Data about app and page elements
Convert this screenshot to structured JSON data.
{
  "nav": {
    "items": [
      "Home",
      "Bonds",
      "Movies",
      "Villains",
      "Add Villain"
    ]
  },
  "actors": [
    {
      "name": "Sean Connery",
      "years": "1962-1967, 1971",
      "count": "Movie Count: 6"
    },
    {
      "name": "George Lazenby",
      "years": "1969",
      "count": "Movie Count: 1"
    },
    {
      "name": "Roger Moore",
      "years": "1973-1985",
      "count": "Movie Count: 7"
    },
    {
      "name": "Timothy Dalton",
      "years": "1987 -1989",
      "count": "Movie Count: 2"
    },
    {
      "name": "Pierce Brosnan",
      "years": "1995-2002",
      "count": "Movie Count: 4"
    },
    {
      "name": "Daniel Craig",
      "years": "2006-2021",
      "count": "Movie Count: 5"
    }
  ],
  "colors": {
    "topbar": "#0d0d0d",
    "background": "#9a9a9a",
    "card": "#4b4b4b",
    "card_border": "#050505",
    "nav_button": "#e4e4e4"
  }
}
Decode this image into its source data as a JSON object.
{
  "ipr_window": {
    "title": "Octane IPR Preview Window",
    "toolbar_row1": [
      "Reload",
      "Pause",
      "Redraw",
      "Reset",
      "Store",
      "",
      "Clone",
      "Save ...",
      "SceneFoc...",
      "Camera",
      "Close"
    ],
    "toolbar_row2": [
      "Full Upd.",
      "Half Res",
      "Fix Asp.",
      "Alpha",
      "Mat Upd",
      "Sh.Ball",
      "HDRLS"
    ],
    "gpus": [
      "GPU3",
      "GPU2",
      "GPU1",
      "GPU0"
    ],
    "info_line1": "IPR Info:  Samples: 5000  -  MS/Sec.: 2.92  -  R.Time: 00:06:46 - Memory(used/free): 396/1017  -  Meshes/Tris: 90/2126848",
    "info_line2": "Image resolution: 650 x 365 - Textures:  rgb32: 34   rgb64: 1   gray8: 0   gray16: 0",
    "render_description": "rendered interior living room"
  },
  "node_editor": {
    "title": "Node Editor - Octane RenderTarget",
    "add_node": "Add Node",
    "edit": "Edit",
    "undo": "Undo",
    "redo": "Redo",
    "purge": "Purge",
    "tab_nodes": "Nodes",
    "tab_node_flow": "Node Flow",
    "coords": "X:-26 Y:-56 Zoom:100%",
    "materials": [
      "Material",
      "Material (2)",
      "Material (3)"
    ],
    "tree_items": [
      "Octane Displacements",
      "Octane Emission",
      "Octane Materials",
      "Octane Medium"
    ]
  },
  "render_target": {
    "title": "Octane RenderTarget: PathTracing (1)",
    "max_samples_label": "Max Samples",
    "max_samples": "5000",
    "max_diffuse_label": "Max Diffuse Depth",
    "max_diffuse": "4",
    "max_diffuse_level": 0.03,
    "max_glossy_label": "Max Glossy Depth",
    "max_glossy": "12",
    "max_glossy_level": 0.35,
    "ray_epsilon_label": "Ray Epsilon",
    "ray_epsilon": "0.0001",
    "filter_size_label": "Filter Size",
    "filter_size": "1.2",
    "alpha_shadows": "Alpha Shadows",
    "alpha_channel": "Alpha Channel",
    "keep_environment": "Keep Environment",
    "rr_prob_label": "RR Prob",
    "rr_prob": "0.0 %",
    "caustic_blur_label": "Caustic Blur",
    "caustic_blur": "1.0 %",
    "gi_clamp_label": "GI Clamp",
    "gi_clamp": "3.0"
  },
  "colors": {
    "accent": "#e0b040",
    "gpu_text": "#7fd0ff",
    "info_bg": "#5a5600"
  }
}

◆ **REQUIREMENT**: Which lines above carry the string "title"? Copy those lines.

◆ **TASK RESPONSE**:
    "title": "Octane IPR Preview Window",
    "title": "Node Editor - Octane RenderTarget",
    "title": "Octane RenderTarget: PathTracing (1)",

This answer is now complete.